ASSIGNMENT — Go through the records and copy each line where the word "Acoustic" occurs.

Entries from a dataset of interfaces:

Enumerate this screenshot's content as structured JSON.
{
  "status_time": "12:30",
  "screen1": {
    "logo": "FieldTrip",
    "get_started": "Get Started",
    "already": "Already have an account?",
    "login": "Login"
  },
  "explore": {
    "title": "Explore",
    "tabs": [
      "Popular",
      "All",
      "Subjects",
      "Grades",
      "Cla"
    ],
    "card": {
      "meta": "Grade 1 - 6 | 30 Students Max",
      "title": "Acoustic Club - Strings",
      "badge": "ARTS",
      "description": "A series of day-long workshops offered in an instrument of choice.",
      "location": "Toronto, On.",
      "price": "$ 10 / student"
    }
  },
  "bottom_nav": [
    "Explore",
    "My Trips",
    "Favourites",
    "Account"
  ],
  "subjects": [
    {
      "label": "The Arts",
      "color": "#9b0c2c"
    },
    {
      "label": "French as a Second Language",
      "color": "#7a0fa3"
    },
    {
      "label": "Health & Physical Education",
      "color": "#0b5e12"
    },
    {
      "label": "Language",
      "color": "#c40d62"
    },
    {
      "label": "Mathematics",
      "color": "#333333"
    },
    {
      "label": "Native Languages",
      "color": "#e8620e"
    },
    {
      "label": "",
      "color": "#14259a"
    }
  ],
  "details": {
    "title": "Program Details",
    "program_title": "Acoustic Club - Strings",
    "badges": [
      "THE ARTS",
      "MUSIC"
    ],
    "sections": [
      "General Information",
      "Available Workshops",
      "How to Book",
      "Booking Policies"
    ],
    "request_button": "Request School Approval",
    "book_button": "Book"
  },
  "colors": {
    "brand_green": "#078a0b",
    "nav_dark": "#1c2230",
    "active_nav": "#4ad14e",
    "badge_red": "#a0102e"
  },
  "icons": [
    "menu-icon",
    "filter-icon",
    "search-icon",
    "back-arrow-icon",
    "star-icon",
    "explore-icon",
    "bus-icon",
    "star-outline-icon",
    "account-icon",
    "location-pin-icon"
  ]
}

SOLUTION —
      "title": "Acoustic Club - Strings",
    "program_title": "Acoustic Club - Strings",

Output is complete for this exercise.